**Exercise brief**: Which lines of the material contain the word "Orange"? Show each one.

[[ Data records, beginning ]]

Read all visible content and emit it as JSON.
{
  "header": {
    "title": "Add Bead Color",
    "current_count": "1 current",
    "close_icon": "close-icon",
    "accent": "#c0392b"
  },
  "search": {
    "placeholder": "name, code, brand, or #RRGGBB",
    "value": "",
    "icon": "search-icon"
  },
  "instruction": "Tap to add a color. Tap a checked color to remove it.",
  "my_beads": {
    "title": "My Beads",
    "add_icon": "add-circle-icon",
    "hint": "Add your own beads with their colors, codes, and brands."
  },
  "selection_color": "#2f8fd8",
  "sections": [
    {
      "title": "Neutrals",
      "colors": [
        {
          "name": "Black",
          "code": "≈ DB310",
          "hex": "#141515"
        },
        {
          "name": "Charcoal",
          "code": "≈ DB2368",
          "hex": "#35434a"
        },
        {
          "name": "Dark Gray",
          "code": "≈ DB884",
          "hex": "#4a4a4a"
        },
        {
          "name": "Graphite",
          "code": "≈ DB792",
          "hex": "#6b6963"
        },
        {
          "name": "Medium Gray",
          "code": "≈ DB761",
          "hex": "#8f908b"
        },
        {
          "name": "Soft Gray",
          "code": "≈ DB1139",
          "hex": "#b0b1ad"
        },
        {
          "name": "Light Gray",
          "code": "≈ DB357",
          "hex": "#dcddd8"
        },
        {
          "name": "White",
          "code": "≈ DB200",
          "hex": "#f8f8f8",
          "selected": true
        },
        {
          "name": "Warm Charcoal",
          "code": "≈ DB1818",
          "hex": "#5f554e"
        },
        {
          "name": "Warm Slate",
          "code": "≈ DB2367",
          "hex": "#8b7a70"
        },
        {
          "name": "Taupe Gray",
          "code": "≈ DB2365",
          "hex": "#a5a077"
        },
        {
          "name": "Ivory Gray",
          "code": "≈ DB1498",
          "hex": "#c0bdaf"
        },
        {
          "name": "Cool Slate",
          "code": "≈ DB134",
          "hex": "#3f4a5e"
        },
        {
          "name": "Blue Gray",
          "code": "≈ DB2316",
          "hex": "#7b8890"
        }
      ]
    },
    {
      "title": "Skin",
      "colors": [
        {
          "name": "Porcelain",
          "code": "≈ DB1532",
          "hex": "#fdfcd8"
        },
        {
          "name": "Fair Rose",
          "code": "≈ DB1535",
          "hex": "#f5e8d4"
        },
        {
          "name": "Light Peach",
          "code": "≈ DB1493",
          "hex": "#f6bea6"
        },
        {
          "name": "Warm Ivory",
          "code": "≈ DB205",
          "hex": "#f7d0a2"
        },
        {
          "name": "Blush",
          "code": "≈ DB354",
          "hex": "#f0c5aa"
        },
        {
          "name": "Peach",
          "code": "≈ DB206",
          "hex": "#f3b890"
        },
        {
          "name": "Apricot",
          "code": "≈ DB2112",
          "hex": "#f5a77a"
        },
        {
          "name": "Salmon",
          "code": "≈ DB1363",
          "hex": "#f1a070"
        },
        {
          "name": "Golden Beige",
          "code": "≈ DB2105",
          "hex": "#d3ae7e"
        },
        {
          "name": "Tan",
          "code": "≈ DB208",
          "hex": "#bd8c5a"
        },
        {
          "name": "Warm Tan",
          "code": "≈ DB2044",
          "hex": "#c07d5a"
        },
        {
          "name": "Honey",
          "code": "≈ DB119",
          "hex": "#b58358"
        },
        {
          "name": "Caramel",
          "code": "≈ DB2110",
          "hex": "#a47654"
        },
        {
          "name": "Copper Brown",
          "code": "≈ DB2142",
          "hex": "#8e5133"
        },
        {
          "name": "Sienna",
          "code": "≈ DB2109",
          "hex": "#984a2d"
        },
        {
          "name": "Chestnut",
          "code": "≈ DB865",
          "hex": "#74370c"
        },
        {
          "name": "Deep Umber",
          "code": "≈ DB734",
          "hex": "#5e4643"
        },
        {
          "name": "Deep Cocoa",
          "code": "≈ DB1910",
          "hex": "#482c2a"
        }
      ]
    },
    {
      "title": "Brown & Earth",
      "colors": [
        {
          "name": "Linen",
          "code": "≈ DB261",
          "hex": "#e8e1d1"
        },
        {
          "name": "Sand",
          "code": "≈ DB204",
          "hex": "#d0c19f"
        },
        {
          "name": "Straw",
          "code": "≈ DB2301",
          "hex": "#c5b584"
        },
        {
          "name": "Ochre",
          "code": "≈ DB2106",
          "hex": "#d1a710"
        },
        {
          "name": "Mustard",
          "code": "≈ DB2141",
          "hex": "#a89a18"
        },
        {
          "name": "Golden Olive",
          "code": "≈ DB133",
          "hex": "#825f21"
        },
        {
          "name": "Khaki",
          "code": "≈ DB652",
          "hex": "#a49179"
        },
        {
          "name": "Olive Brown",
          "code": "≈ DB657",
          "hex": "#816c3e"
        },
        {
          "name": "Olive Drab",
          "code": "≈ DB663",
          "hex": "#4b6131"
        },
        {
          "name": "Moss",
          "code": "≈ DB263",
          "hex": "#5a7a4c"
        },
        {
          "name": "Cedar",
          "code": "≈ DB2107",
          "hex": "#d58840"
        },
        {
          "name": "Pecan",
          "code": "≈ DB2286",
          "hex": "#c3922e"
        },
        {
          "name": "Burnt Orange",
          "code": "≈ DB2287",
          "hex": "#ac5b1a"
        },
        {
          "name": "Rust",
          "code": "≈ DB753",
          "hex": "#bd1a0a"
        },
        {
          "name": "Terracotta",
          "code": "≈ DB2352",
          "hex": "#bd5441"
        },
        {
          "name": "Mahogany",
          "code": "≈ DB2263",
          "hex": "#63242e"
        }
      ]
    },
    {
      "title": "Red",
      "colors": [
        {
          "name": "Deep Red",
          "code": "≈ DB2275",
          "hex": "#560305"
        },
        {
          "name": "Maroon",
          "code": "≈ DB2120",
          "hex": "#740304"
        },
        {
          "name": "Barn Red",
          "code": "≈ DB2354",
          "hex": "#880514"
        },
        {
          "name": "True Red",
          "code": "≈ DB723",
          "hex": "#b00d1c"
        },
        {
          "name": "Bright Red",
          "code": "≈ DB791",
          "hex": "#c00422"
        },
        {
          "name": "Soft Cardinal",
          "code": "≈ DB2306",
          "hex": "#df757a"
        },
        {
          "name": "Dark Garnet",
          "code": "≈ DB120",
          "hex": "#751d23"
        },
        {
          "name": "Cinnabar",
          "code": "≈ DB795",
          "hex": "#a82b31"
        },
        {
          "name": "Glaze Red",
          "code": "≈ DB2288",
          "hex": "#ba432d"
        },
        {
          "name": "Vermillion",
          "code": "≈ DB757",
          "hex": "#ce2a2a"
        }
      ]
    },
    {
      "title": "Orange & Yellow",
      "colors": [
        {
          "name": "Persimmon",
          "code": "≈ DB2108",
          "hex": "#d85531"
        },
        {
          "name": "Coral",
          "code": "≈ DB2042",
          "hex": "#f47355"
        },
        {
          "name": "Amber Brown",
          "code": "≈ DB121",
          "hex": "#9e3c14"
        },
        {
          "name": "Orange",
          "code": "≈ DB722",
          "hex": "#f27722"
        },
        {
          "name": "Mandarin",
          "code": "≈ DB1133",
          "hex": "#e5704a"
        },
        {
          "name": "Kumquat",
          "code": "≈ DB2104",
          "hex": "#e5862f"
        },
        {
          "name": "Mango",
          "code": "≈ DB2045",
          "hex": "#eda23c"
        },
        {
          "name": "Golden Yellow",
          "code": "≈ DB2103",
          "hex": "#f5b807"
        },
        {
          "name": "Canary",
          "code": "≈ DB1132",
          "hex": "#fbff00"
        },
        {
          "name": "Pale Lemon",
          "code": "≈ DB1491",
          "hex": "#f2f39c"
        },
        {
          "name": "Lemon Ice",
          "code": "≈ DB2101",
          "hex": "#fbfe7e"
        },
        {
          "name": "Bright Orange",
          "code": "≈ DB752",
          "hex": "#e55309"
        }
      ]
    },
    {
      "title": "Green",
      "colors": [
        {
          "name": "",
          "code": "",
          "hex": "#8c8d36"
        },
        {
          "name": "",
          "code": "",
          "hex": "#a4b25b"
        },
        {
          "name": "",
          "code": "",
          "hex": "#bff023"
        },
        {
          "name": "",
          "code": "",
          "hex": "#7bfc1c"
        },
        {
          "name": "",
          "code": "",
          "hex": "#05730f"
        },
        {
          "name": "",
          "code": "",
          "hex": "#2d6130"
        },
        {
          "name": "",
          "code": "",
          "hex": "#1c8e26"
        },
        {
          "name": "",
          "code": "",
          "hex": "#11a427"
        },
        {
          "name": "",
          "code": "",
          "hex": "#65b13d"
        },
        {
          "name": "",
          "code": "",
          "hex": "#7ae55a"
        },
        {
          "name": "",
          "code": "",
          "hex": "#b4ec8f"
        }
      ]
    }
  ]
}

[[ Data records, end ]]

**Result below**:
          "name": "Burnt Orange",
      "title": "Orange & Yellow",
          "name": "Orange",
          "name": "Bright Orange",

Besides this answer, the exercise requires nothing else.